In 1997, the building was purchased by Morgans Hotel Group and underwent a three-year renovation at the cost of $125 million. The hotel's name was changed from The Henry Hudson Hotel to simply The Hudson. As with the Royalton Hotel, the Hudson Hotel was also renovated by Ian Schrager, co-owner of Studio 54  and designer Philippe Starck .
When their rechristened "Hudson" opened, it was the team's second hotel collaboration in New York, following the Paramount by 10 years. They made over the hotel to be relatively affordable but trendier, with the goal described as 'Cheap Chic'.
In compensation for the constraints of the private spaces, the designers decided to focus their efforts on creating large and dramatic public spaces. Hudson Bar, with its glowing yellow glass floor by Mison Concepts and ceiling fresco by Francesco Clemente, hosts events such as dance parties, movie premieres, book launches, and has been featured in several TV shows such as Gossip Girl and Sex & The City.
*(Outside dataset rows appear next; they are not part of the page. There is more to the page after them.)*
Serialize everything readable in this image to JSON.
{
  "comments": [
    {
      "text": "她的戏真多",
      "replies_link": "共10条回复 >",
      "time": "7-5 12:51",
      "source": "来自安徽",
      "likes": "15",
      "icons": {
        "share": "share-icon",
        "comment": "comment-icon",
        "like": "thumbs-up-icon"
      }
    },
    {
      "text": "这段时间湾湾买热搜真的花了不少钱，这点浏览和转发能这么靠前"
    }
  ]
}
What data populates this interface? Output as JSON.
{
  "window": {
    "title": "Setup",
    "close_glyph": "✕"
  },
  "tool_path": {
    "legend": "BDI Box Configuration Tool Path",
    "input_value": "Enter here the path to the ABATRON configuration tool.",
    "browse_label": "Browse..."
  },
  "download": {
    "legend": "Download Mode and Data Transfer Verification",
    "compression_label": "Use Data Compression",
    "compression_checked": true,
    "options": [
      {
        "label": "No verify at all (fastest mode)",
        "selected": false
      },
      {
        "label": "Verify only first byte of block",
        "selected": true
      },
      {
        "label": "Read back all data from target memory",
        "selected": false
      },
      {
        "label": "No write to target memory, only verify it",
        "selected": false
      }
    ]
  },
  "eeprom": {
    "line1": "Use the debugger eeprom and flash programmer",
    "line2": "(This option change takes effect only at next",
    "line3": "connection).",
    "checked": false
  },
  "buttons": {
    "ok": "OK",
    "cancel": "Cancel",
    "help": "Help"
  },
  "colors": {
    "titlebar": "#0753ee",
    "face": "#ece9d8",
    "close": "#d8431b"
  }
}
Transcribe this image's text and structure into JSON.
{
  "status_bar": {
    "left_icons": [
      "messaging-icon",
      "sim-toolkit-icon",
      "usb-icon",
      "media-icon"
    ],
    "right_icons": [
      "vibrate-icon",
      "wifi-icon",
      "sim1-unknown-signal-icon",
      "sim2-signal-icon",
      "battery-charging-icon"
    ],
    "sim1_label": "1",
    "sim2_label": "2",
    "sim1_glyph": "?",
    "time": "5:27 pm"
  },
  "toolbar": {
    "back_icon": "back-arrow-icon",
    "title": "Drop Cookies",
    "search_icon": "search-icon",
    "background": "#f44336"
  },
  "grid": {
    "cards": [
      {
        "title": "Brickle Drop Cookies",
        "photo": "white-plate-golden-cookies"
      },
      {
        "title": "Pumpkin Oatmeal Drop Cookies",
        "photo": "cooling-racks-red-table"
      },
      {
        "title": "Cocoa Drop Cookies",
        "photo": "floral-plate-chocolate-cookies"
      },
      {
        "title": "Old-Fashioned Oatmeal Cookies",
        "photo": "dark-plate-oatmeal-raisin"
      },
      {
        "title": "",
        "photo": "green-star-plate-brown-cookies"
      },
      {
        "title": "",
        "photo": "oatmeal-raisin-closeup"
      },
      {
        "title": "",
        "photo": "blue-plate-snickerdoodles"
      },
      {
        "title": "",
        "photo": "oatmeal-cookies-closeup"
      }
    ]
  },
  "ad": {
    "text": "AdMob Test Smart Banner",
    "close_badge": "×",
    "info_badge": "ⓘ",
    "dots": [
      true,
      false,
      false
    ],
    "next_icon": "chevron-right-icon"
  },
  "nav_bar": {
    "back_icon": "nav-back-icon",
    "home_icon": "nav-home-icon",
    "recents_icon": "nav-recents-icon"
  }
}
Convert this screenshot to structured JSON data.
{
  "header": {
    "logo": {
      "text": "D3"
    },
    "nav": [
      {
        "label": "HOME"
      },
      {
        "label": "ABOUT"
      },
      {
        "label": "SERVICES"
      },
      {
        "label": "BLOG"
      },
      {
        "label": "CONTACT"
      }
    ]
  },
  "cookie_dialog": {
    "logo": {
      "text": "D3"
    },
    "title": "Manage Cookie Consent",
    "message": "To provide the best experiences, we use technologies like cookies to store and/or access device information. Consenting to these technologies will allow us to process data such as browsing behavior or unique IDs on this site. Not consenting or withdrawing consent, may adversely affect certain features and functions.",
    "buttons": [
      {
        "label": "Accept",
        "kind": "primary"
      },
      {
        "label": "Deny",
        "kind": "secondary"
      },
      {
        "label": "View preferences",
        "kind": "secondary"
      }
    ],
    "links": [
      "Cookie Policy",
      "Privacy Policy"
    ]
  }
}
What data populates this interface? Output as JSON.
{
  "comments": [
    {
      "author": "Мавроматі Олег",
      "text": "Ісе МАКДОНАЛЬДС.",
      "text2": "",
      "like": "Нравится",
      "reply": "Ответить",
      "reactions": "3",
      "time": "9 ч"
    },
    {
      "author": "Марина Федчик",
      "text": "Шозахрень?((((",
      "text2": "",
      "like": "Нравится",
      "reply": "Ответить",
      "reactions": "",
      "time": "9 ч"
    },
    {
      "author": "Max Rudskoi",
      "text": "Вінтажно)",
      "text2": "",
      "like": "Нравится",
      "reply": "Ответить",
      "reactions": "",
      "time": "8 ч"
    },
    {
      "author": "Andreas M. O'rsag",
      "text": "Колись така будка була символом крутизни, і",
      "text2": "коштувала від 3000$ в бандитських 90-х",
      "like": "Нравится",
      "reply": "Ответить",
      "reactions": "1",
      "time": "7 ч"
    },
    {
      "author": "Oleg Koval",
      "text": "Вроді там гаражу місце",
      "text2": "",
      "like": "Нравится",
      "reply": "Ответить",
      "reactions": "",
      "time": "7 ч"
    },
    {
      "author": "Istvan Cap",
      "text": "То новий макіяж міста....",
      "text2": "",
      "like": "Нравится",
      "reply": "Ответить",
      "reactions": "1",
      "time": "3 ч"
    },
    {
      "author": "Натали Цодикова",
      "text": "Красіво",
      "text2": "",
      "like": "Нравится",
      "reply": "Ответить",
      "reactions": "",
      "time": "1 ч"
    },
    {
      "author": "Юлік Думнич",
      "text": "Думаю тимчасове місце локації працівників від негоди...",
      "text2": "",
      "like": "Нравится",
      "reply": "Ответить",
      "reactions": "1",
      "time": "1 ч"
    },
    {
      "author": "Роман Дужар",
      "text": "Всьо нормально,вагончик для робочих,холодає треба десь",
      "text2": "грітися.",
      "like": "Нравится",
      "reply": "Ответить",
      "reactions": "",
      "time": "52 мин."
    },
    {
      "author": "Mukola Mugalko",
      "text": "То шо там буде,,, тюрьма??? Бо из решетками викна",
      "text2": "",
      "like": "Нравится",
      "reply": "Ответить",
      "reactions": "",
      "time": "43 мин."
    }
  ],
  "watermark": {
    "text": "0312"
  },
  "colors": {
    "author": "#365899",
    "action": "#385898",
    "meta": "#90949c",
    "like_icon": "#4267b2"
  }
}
Hudson Hotel is currently undergoing a multi-million dollar renovation which includes improvements made to the rooms, public spaces, and food and beverage outlets.